** Directions **
In the records below, count the lines that have "Exclude" and answer with the number alone.

++++++++

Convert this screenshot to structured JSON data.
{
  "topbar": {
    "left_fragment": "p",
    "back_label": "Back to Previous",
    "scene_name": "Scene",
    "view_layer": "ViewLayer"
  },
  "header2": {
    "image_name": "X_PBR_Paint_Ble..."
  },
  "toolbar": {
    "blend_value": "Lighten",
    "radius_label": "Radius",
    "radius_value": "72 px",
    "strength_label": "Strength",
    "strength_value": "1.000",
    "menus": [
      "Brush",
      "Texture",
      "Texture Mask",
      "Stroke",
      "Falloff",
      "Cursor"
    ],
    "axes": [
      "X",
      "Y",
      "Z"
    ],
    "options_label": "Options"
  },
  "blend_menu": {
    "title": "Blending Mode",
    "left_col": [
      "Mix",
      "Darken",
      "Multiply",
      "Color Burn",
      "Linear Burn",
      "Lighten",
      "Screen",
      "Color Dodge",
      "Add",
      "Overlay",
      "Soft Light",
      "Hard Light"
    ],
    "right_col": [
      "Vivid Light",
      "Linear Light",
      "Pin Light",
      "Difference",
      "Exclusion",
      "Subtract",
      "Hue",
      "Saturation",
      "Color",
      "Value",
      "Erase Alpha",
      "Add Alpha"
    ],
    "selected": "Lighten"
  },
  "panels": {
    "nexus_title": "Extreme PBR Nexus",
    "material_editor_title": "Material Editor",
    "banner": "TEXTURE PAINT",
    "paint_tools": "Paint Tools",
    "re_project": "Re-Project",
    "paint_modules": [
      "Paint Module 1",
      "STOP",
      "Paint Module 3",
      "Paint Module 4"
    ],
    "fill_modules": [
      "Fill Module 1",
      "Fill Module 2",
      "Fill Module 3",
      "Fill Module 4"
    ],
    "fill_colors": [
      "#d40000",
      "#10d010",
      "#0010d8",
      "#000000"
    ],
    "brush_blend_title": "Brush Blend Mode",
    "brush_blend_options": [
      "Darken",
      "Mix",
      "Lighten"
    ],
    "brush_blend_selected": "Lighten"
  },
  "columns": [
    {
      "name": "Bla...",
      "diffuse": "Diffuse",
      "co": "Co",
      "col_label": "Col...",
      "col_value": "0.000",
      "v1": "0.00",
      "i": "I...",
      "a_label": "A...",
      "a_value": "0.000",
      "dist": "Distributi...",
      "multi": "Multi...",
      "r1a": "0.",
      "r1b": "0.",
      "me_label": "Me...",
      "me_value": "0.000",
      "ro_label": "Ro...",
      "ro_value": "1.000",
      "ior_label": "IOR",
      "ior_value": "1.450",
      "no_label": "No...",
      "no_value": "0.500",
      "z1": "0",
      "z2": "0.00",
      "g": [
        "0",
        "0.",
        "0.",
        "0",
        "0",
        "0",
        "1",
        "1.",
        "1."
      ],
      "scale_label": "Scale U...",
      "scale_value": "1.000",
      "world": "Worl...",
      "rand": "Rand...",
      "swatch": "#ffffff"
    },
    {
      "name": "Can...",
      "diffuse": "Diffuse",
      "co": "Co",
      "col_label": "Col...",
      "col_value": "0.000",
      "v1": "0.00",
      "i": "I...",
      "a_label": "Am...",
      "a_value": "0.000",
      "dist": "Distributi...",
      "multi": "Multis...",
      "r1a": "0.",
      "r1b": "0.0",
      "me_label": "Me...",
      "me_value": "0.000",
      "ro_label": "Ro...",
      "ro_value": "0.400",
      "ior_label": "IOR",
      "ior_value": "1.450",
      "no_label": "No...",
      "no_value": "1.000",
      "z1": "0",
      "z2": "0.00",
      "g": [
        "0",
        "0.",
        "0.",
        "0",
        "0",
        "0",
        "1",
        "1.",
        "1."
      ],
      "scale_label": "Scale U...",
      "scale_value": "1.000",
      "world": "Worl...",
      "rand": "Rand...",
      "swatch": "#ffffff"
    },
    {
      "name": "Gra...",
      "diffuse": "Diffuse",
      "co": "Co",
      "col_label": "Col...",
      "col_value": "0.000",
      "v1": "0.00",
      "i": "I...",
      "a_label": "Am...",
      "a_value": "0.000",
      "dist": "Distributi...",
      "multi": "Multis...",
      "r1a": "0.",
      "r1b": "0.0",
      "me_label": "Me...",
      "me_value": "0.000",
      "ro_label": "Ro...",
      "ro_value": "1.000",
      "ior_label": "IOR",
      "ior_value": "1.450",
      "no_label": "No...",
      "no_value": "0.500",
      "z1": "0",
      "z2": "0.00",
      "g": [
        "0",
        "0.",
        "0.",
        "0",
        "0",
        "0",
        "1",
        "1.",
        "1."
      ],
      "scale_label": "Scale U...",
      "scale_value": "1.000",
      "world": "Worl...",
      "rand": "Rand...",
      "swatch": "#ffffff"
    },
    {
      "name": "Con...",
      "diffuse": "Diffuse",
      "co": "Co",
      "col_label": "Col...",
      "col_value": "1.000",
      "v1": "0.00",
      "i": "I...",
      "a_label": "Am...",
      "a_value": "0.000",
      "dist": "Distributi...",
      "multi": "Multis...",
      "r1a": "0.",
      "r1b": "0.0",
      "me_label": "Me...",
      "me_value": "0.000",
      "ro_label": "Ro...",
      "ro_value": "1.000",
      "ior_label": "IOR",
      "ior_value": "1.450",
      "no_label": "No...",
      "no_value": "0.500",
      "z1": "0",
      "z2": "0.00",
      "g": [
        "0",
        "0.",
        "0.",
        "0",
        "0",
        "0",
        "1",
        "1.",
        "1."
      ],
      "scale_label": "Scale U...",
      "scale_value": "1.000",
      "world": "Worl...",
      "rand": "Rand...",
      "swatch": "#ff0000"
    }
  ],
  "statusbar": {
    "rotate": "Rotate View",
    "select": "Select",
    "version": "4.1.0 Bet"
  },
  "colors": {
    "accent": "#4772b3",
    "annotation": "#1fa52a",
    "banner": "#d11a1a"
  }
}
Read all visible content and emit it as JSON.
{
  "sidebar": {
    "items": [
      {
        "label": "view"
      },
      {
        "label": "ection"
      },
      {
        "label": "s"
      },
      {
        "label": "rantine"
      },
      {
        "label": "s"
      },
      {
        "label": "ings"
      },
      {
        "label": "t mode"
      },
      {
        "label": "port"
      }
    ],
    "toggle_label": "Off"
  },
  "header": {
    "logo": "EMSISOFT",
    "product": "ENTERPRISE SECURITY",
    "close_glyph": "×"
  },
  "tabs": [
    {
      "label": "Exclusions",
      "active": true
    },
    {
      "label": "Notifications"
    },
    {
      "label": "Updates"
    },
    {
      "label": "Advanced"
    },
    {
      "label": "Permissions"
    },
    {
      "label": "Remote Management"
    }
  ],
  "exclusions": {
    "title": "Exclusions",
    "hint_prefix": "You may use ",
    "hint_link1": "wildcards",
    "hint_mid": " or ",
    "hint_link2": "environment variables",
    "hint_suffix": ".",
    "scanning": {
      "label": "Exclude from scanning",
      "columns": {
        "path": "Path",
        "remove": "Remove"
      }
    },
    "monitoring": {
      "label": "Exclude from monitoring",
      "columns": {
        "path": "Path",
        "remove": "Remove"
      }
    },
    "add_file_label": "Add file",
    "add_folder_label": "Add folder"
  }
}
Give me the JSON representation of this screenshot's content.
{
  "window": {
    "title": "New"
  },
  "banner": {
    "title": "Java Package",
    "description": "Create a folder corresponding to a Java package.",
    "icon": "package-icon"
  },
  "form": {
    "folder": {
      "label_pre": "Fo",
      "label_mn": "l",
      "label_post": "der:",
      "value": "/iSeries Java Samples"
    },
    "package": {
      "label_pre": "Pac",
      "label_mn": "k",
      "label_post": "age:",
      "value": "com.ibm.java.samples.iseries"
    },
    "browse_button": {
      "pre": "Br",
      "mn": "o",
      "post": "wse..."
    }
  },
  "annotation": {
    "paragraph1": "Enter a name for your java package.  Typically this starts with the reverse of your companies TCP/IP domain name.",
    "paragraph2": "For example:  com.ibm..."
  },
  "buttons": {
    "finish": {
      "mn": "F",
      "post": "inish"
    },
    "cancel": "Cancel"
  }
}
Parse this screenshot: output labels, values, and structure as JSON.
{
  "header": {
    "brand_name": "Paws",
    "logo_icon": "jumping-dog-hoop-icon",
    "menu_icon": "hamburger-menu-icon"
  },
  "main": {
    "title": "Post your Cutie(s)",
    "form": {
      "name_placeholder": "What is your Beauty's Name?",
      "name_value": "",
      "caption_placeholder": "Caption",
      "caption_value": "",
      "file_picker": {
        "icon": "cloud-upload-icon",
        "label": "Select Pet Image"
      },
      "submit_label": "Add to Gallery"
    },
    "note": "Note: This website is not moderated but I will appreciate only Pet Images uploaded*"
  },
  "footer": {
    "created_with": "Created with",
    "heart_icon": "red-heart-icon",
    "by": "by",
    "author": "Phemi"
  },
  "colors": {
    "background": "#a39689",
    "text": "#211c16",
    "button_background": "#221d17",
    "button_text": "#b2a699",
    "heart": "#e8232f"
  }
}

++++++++

** Answer to this task **
2